So be bold and be a blessing to others. Aha – the Jewish perfecta!!

Abraham was to become the forefather of an eternal people. The Jews would be willing to stand outside the then-accepted laws of nature. So what for other people was natural – land, home, family – in Judaism are the subjects of our laws and commandments. We must strive for them, and work hard to make them better. They can’t be taken for granted. They are not a given.

In an era of idolatry, we saw the universe  as the product of a single creative force. So it was not meaningless, but coherent. When power was worshipped, we created a society that cared for the powerless, for the orphan, for the widow. When other societies were insular, we are told to remember the stranger, for we were once strangers in the land of Egypt.

It meant in the subhuman conditions imposed on Jews in the Warsaw Ghetto, the Jews set up makeshift schoolhouses and classrooms. When war was the test of manhood in the ancient (and not-so-ancient) world, it meant striving for a peaceful society. In the materialism that we know all too well today, it means that we are known best not by what we buy, but by what we give.

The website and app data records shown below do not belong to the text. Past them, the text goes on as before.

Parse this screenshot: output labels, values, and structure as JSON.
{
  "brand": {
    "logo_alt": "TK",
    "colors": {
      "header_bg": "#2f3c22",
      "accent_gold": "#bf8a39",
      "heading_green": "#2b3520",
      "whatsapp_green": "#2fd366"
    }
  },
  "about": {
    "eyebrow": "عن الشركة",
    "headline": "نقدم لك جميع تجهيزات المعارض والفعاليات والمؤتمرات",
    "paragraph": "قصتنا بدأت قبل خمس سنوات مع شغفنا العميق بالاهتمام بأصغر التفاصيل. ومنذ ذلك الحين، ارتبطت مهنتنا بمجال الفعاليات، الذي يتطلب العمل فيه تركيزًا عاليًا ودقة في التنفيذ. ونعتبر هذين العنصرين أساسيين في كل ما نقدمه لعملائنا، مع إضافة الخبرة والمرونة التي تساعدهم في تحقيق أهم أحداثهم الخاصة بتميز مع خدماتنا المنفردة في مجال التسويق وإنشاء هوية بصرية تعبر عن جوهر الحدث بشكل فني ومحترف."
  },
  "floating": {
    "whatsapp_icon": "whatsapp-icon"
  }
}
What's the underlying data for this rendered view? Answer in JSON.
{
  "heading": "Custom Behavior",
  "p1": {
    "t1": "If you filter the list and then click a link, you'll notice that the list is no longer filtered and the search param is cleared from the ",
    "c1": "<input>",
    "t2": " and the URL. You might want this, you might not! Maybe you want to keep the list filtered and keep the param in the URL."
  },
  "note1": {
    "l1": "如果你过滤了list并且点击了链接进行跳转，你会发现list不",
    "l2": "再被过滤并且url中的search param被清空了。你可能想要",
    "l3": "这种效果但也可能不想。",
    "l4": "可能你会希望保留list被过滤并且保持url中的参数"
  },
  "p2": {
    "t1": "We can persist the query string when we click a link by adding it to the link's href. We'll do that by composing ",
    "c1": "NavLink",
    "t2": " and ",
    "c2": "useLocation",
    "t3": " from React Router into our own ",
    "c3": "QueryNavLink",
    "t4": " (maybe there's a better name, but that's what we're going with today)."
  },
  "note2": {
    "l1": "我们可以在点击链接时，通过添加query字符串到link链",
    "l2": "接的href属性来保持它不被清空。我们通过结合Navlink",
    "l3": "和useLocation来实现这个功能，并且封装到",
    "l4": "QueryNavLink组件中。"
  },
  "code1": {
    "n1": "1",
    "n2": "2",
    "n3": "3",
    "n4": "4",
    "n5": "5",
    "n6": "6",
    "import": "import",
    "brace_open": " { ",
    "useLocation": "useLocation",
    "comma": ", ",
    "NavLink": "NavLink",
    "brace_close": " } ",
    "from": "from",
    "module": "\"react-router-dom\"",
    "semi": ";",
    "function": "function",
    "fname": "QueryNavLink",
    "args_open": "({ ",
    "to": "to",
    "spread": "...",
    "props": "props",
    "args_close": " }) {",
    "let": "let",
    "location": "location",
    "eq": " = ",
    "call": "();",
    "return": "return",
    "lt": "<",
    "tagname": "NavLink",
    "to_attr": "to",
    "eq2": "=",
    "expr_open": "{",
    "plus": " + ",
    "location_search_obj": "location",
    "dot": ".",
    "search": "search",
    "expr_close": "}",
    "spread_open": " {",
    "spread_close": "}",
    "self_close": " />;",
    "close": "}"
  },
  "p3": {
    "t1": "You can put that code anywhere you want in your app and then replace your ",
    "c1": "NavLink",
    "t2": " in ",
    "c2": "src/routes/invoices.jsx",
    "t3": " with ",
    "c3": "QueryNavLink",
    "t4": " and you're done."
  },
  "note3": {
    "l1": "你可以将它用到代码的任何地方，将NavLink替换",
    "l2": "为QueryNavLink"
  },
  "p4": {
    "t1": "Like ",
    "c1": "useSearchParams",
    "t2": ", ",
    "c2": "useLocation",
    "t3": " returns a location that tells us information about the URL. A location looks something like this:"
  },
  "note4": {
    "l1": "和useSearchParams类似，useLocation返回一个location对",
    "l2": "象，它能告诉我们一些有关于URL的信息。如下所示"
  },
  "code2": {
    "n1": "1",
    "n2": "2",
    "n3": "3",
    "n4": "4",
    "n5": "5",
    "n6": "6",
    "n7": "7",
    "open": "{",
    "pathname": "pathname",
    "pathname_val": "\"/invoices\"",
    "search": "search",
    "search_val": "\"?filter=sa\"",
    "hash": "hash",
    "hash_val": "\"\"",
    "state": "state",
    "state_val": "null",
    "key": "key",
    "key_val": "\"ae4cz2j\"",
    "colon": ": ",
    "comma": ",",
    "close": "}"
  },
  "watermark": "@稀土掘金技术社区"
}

All of this comes to us from outside ourselves, as it came to Abraham. We are summoned to make a contribution to the world. Lech lecha for the Jew means hearing and responding to the still, small voice of eternity. Pulling us, pushing us, to continue the journey begun by Abraham. Being a blessing to others and to the world writ large.

Last week, Nancy and I attended the annual meeting of the Dallas Jewish Community Foundation, where close to twenty “unsung heroes” were honored because of how they gave of themselves to make their particular organizations, and thus the world, better. It was so moving and inspiring to hear how people heard a calling, regarded their mission in terms of being a blessing to others, and in turn, seeing the world as something to be improved, and who have done their part to help do so.

Maya Angelo, the wonderful African American poet, who died in 2014, once said that, “Courage is the most important of all the virtues, because without courage you can’t practice any other virtue consistently.” Fulfilling the commandment to “lech lecha” takes conviction and a sense of mission. It takes much courage to leave one’s comfort zone and work to improve the lives of others.

But that’s what Jews do!